1$\begingroup$ This comment comes very late but it is maybe worth to post it: $S^1\times S^3$ does not admit an Einstein metric because the Euler Characteristic is zero. In this case (this is special in dimension $4$), the manifold must be flat, and since it is simplyconnected, it must be $\mathbb{R}^4$. $\endgroup$ – Klaus Kröncke Dec 12 '14 at 16:56

1$\begingroup$ @Malkoun: ChernGaussBonnet gives $$\chi(M) = \frac{1}{32\pi^2}\int_M(\operatorname{Riem}^2  4\operatorname{Ric}^2 + R^2)d\mu = \int_M(\operatorname{Riem}^2  4\operatorname{Ric}\limits^{\circ}^2)d\mu$$ where $\operatorname{Ric}\limits^{\circ}$ denotes the tracefree Ricci curvature. So on an Einstein fourmanifold, $\chi(M) = \frac{1}{32\pi^2}\int_M \operatorname{Riem}^2d\mu$. In particular, $\chi(M) = 0$ if and only if $M$ is flat. $\endgroup$ – Michael Albanese Jun 4 '19 at 15:26
As an example where this does hold, for $\omega$ a Kähler metric of constant scalar curvature with $\pi c_1(M) = \lambda [\omega]$, then $\omega$ is KählerEinstein. This is Proposition 2.12 in Tian's "Canonical metrics in Kähler Geometry".
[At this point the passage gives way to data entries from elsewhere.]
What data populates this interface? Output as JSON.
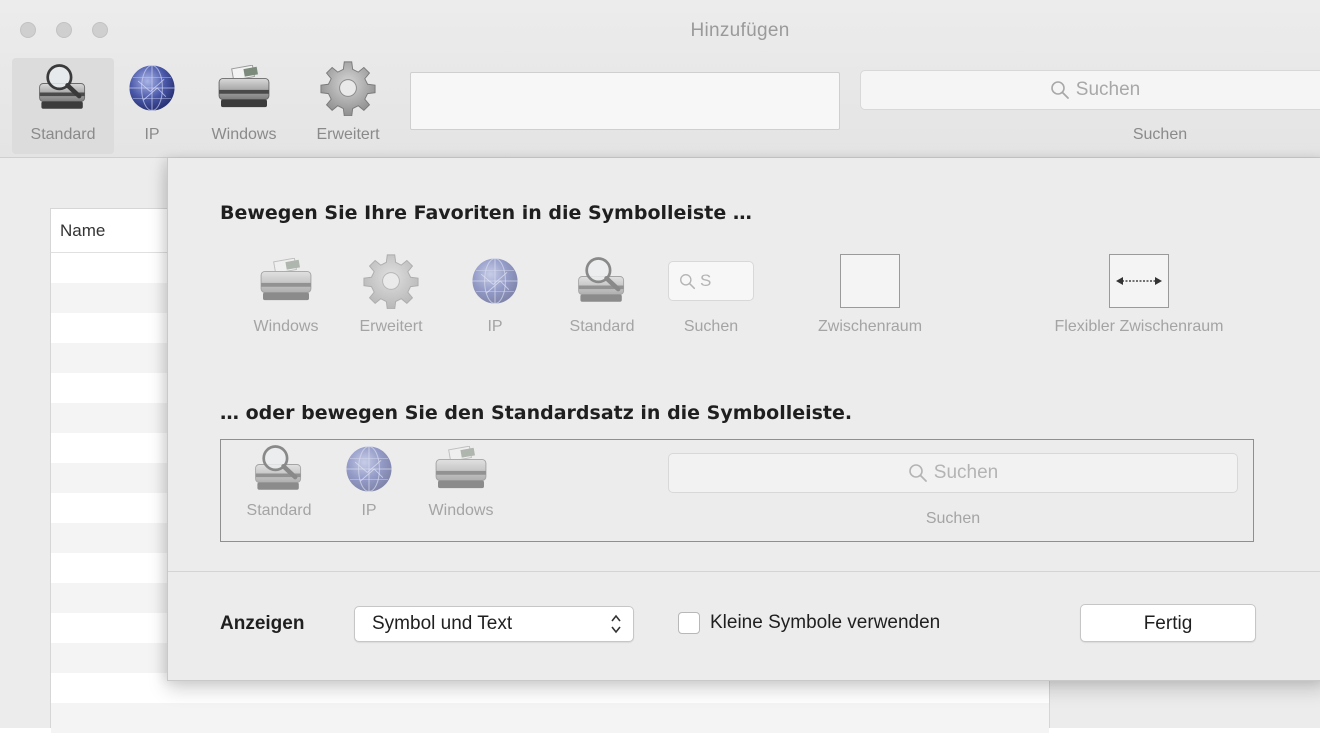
{
  "window": {
    "title": "Hinzufügen"
  },
  "toolbar": {
    "items": [
      {
        "label": "Standard",
        "icon": "printer-magnifier-icon"
      },
      {
        "label": "IP",
        "icon": "globe-icon"
      },
      {
        "label": "Windows",
        "icon": "printer-icon"
      },
      {
        "label": "Erweitert",
        "icon": "gear-icon"
      }
    ],
    "search_placeholder": "Suchen",
    "search_label": "Suchen"
  },
  "list": {
    "column_header": "Name"
  },
  "sheet": {
    "heading_favorites": "Bewegen Sie Ihre Favoriten in die Symbolleiste …",
    "palette": [
      {
        "label": "Windows",
        "icon": "printer-icon"
      },
      {
        "label": "Erweitert",
        "icon": "gear-icon"
      },
      {
        "label": "IP",
        "icon": "globe-icon"
      },
      {
        "label": "Standard",
        "icon": "printer-magnifier-icon"
      },
      {
        "label": "Suchen",
        "icon": "search-field-icon",
        "mini_text": "S"
      },
      {
        "label": "Zwischenraum",
        "icon": "space-icon"
      },
      {
        "label": "Flexibler Zwischenraum",
        "icon": "flexible-space-icon"
      }
    ],
    "heading_default": "… oder bewegen Sie den Standardsatz in die Symbolleiste.",
    "default_set": [
      {
        "label": "Standard",
        "icon": "printer-magnifier-icon"
      },
      {
        "label": "IP",
        "icon": "globe-icon"
      },
      {
        "label": "Windows",
        "icon": "printer-icon"
      }
    ],
    "default_search_placeholder": "Suchen",
    "default_search_label": "Suchen",
    "show_label": "Anzeigen",
    "show_value": "Symbol und Text",
    "small_icons_label": "Kleine Symbole verwenden",
    "done_label": "Fertig"
  }
}
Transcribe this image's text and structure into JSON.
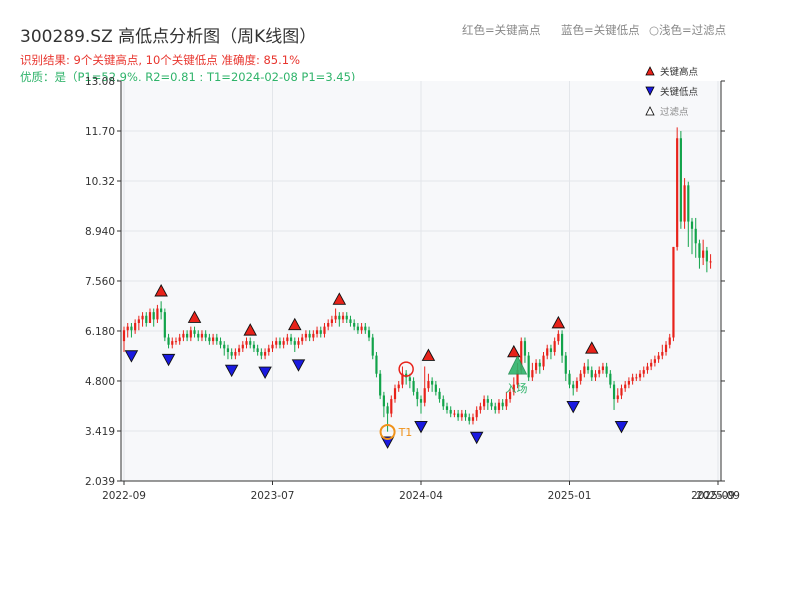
{
  "chart_data": {
    "type": "candlestick",
    "title": "300289.SZ 高低点分析图（周K线图）",
    "result_text": "识别结果: 9个关键高点, 10个关键低点  准确度: 85.1%",
    "quality_text": "优质：是（P1=52.9%, R2=0.81 ; T1=2024-02-08 P1=3.45)",
    "top_legend": [
      "红色=关键高点",
      "蓝色=关键低点",
      "○浅色=过滤点"
    ],
    "legend": [
      "关键高点",
      "关键低点",
      "过滤点"
    ],
    "ylim": [
      2.039,
      13.08
    ],
    "yticks": [
      "2.039",
      "3.419",
      "4.800",
      "6.180",
      "7.560",
      "8.940",
      "10.32",
      "11.70",
      "13.08"
    ],
    "xticks": [
      "2022-09",
      "2023-07",
      "2024-04",
      "2025-01",
      "2025-09"
    ],
    "xtick_overlap_label": "2025-09",
    "xlim": [
      0,
      160
    ],
    "xtick_positions": [
      0,
      40,
      80,
      120,
      160
    ],
    "key_highs": [
      {
        "x": 10,
        "y": 6.98
      },
      {
        "x": 19,
        "y": 6.25
      },
      {
        "x": 34,
        "y": 5.9
      },
      {
        "x": 46,
        "y": 6.05
      },
      {
        "x": 58,
        "y": 6.75
      },
      {
        "x": 82,
        "y": 5.2
      },
      {
        "x": 105,
        "y": 5.3
      },
      {
        "x": 117,
        "y": 6.1
      },
      {
        "x": 126,
        "y": 5.4
      }
    ],
    "key_lows": [
      {
        "x": 2,
        "y": 5.8
      },
      {
        "x": 12,
        "y": 5.7
      },
      {
        "x": 29,
        "y": 5.4
      },
      {
        "x": 38,
        "y": 5.35
      },
      {
        "x": 47,
        "y": 5.55
      },
      {
        "x": 71,
        "y": 3.42
      },
      {
        "x": 80,
        "y": 3.85
      },
      {
        "x": 95,
        "y": 3.55
      },
      {
        "x": 121,
        "y": 4.4
      },
      {
        "x": 134,
        "y": 3.85
      }
    ],
    "filtered_highs": [],
    "t1_marker": {
      "x": 71,
      "y": 3.42,
      "label": "T1"
    },
    "circle_high": {
      "x": 76,
      "y": 5.1
    },
    "entry_marker": {
      "x": 106,
      "y": 5.1,
      "label": "入场"
    },
    "candles": [
      [
        5.9,
        6.2,
        6.3,
        5.6
      ],
      [
        6.2,
        6.3,
        6.4,
        6.0
      ],
      [
        6.3,
        6.2,
        6.4,
        6.0
      ],
      [
        6.2,
        6.4,
        6.5,
        6.1
      ],
      [
        6.4,
        6.5,
        6.6,
        6.2
      ],
      [
        6.5,
        6.6,
        6.7,
        6.3
      ],
      [
        6.6,
        6.4,
        6.7,
        6.3
      ],
      [
        6.4,
        6.7,
        6.8,
        6.4
      ],
      [
        6.7,
        6.5,
        6.8,
        6.3
      ],
      [
        6.5,
        6.8,
        6.9,
        6.4
      ],
      [
        6.8,
        6.7,
        7.0,
        6.5
      ],
      [
        6.7,
        6.0,
        6.8,
        5.9
      ],
      [
        6.0,
        5.8,
        6.1,
        5.7
      ],
      [
        5.8,
        5.9,
        6.0,
        5.7
      ],
      [
        5.9,
        5.9,
        6.0,
        5.8
      ],
      [
        5.9,
        6.0,
        6.1,
        5.8
      ],
      [
        6.0,
        6.1,
        6.2,
        5.9
      ],
      [
        6.1,
        6.0,
        6.2,
        5.9
      ],
      [
        6.0,
        6.2,
        6.3,
        5.9
      ],
      [
        6.2,
        6.1,
        6.3,
        6.0
      ],
      [
        6.1,
        6.0,
        6.2,
        5.9
      ],
      [
        6.0,
        6.1,
        6.2,
        5.9
      ],
      [
        6.1,
        6.0,
        6.2,
        5.9
      ],
      [
        6.0,
        5.9,
        6.1,
        5.8
      ],
      [
        5.9,
        6.0,
        6.1,
        5.8
      ],
      [
        6.0,
        5.9,
        6.1,
        5.8
      ],
      [
        5.9,
        5.8,
        6.0,
        5.7
      ],
      [
        5.8,
        5.7,
        5.9,
        5.5
      ],
      [
        5.7,
        5.6,
        5.8,
        5.4
      ],
      [
        5.6,
        5.5,
        5.7,
        5.4
      ],
      [
        5.5,
        5.6,
        5.7,
        5.4
      ],
      [
        5.6,
        5.7,
        5.8,
        5.5
      ],
      [
        5.7,
        5.8,
        5.9,
        5.6
      ],
      [
        5.8,
        5.9,
        6.0,
        5.7
      ],
      [
        5.9,
        5.8,
        6.0,
        5.7
      ],
      [
        5.8,
        5.7,
        5.9,
        5.6
      ],
      [
        5.7,
        5.6,
        5.8,
        5.5
      ],
      [
        5.6,
        5.5,
        5.7,
        5.4
      ],
      [
        5.5,
        5.6,
        5.7,
        5.4
      ],
      [
        5.6,
        5.7,
        5.8,
        5.5
      ],
      [
        5.7,
        5.8,
        5.9,
        5.6
      ],
      [
        5.8,
        5.9,
        6.0,
        5.7
      ],
      [
        5.9,
        5.8,
        6.0,
        5.7
      ],
      [
        5.8,
        5.9,
        6.0,
        5.7
      ],
      [
        5.9,
        6.0,
        6.1,
        5.8
      ],
      [
        6.0,
        5.9,
        6.1,
        5.8
      ],
      [
        5.9,
        5.8,
        6.0,
        5.6
      ],
      [
        5.8,
        5.9,
        6.0,
        5.7
      ],
      [
        5.9,
        6.0,
        6.1,
        5.8
      ],
      [
        6.0,
        6.1,
        6.2,
        5.9
      ],
      [
        6.1,
        6.0,
        6.2,
        5.9
      ],
      [
        6.0,
        6.1,
        6.2,
        5.9
      ],
      [
        6.1,
        6.2,
        6.3,
        6.0
      ],
      [
        6.2,
        6.1,
        6.3,
        6.0
      ],
      [
        6.1,
        6.3,
        6.4,
        6.0
      ],
      [
        6.3,
        6.4,
        6.5,
        6.2
      ],
      [
        6.4,
        6.5,
        6.6,
        6.3
      ],
      [
        6.5,
        6.6,
        6.8,
        6.4
      ],
      [
        6.6,
        6.5,
        6.7,
        6.3
      ],
      [
        6.5,
        6.6,
        6.7,
        6.4
      ],
      [
        6.6,
        6.5,
        6.7,
        6.4
      ],
      [
        6.5,
        6.4,
        6.6,
        6.3
      ],
      [
        6.4,
        6.3,
        6.5,
        6.2
      ],
      [
        6.3,
        6.2,
        6.4,
        6.1
      ],
      [
        6.2,
        6.3,
        6.4,
        6.1
      ],
      [
        6.3,
        6.2,
        6.4,
        6.1
      ],
      [
        6.2,
        6.0,
        6.3,
        5.9
      ],
      [
        6.0,
        5.5,
        6.1,
        5.4
      ],
      [
        5.5,
        5.0,
        5.6,
        4.9
      ],
      [
        5.0,
        4.4,
        5.1,
        4.3
      ],
      [
        4.4,
        4.1,
        4.5,
        3.8
      ],
      [
        4.1,
        3.9,
        4.2,
        3.4
      ],
      [
        3.9,
        4.3,
        4.4,
        3.8
      ],
      [
        4.3,
        4.6,
        4.7,
        4.2
      ],
      [
        4.6,
        4.7,
        4.8,
        4.5
      ],
      [
        4.7,
        5.0,
        5.2,
        4.6
      ],
      [
        5.0,
        4.9,
        5.1,
        4.7
      ],
      [
        4.9,
        4.8,
        5.0,
        4.6
      ],
      [
        4.8,
        4.5,
        4.9,
        4.4
      ],
      [
        4.5,
        4.3,
        4.6,
        4.1
      ],
      [
        4.3,
        4.2,
        4.4,
        3.9
      ],
      [
        4.2,
        4.6,
        5.2,
        4.1
      ],
      [
        4.6,
        4.8,
        5.0,
        4.5
      ],
      [
        4.8,
        4.7,
        4.9,
        4.5
      ],
      [
        4.7,
        4.5,
        4.8,
        4.4
      ],
      [
        4.5,
        4.3,
        4.6,
        4.2
      ],
      [
        4.3,
        4.1,
        4.4,
        4.0
      ],
      [
        4.1,
        4.0,
        4.2,
        3.9
      ],
      [
        4.0,
        3.9,
        4.1,
        3.8
      ],
      [
        3.9,
        3.9,
        4.0,
        3.8
      ],
      [
        3.9,
        3.8,
        4.0,
        3.7
      ],
      [
        3.8,
        3.9,
        4.0,
        3.7
      ],
      [
        3.9,
        3.8,
        4.0,
        3.7
      ],
      [
        3.8,
        3.7,
        3.9,
        3.6
      ],
      [
        3.7,
        3.8,
        3.9,
        3.6
      ],
      [
        3.8,
        4.0,
        4.1,
        3.7
      ],
      [
        4.0,
        4.1,
        4.2,
        3.9
      ],
      [
        4.1,
        4.3,
        4.4,
        4.0
      ],
      [
        4.3,
        4.2,
        4.4,
        4.0
      ],
      [
        4.2,
        4.1,
        4.3,
        4.0
      ],
      [
        4.1,
        4.0,
        4.2,
        3.9
      ],
      [
        4.0,
        4.2,
        4.3,
        3.9
      ],
      [
        4.2,
        4.1,
        4.3,
        4.0
      ],
      [
        4.1,
        4.3,
        4.5,
        4.0
      ],
      [
        4.3,
        4.5,
        4.6,
        4.2
      ],
      [
        4.5,
        4.7,
        4.9,
        4.4
      ],
      [
        4.7,
        5.1,
        5.3,
        4.6
      ],
      [
        5.1,
        5.9,
        6.0,
        5.0
      ],
      [
        5.9,
        5.5,
        6.0,
        5.3
      ],
      [
        5.5,
        4.9,
        5.6,
        4.8
      ],
      [
        4.9,
        5.1,
        5.3,
        4.8
      ],
      [
        5.1,
        5.3,
        5.4,
        5.0
      ],
      [
        5.3,
        5.2,
        5.4,
        5.0
      ],
      [
        5.2,
        5.5,
        5.6,
        5.1
      ],
      [
        5.5,
        5.7,
        5.8,
        5.4
      ],
      [
        5.7,
        5.6,
        5.8,
        5.4
      ],
      [
        5.6,
        5.9,
        6.0,
        5.5
      ],
      [
        5.9,
        6.1,
        6.2,
        5.8
      ],
      [
        6.1,
        5.5,
        6.2,
        5.3
      ],
      [
        5.5,
        5.0,
        5.6,
        4.8
      ],
      [
        5.0,
        4.7,
        5.1,
        4.6
      ],
      [
        4.7,
        4.6,
        4.8,
        4.4
      ],
      [
        4.6,
        4.8,
        4.9,
        4.5
      ],
      [
        4.8,
        5.0,
        5.1,
        4.7
      ],
      [
        5.0,
        5.2,
        5.3,
        4.9
      ],
      [
        5.2,
        5.1,
        5.4,
        5.0
      ],
      [
        5.1,
        4.9,
        5.2,
        4.8
      ],
      [
        4.9,
        5.0,
        5.1,
        4.8
      ],
      [
        5.0,
        5.1,
        5.2,
        4.9
      ],
      [
        5.1,
        5.2,
        5.3,
        5.0
      ],
      [
        5.2,
        5.0,
        5.3,
        4.9
      ],
      [
        5.0,
        4.7,
        5.1,
        4.6
      ],
      [
        4.7,
        4.3,
        4.8,
        4.0
      ],
      [
        4.3,
        4.4,
        4.6,
        4.2
      ],
      [
        4.4,
        4.6,
        4.7,
        4.3
      ],
      [
        4.6,
        4.7,
        4.8,
        4.5
      ],
      [
        4.7,
        4.8,
        4.9,
        4.6
      ],
      [
        4.8,
        4.9,
        5.0,
        4.7
      ],
      [
        4.9,
        4.9,
        5.0,
        4.8
      ],
      [
        4.9,
        5.0,
        5.1,
        4.8
      ],
      [
        5.0,
        5.1,
        5.2,
        4.9
      ],
      [
        5.1,
        5.2,
        5.3,
        5.0
      ],
      [
        5.2,
        5.3,
        5.4,
        5.1
      ],
      [
        5.3,
        5.4,
        5.5,
        5.2
      ],
      [
        5.4,
        5.5,
        5.6,
        5.3
      ],
      [
        5.5,
        5.6,
        5.8,
        5.4
      ],
      [
        5.6,
        5.8,
        5.9,
        5.5
      ],
      [
        5.8,
        6.0,
        6.1,
        5.7
      ],
      [
        6.0,
        8.5,
        8.5,
        5.9
      ],
      [
        8.5,
        11.5,
        11.8,
        8.4
      ],
      [
        11.5,
        9.2,
        11.7,
        9.0
      ],
      [
        9.2,
        10.2,
        10.4,
        9.0
      ],
      [
        10.2,
        9.2,
        10.3,
        8.5
      ],
      [
        9.2,
        9.0,
        9.3,
        8.3
      ],
      [
        9.0,
        8.6,
        9.3,
        8.2
      ],
      [
        8.6,
        8.2,
        8.7,
        7.9
      ],
      [
        8.2,
        8.4,
        8.7,
        8.0
      ],
      [
        8.4,
        8.1,
        8.5,
        7.8
      ],
      [
        8.1,
        8.1,
        8.3,
        7.9
      ]
    ]
  }
}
$\begingroup$ P.S. If anyone would like to remove the e from "Kaehler" and insert an umlaut, they're more than welcome to, as I was unable to. $\endgroup$ – Ruadhaí Dervan Apr 17 '13 at 14:52

$\begingroup$ Thank you for telling me this interesting reference. $\endgroup$ – Mathboy Apr 18 '13 at 9:14
There's a conclusion but I don't know the proof.
For $\omega$ a Kähler metric of constant scalar curvature with positive bisectional curvature, $\omega$ is KählerEinstein.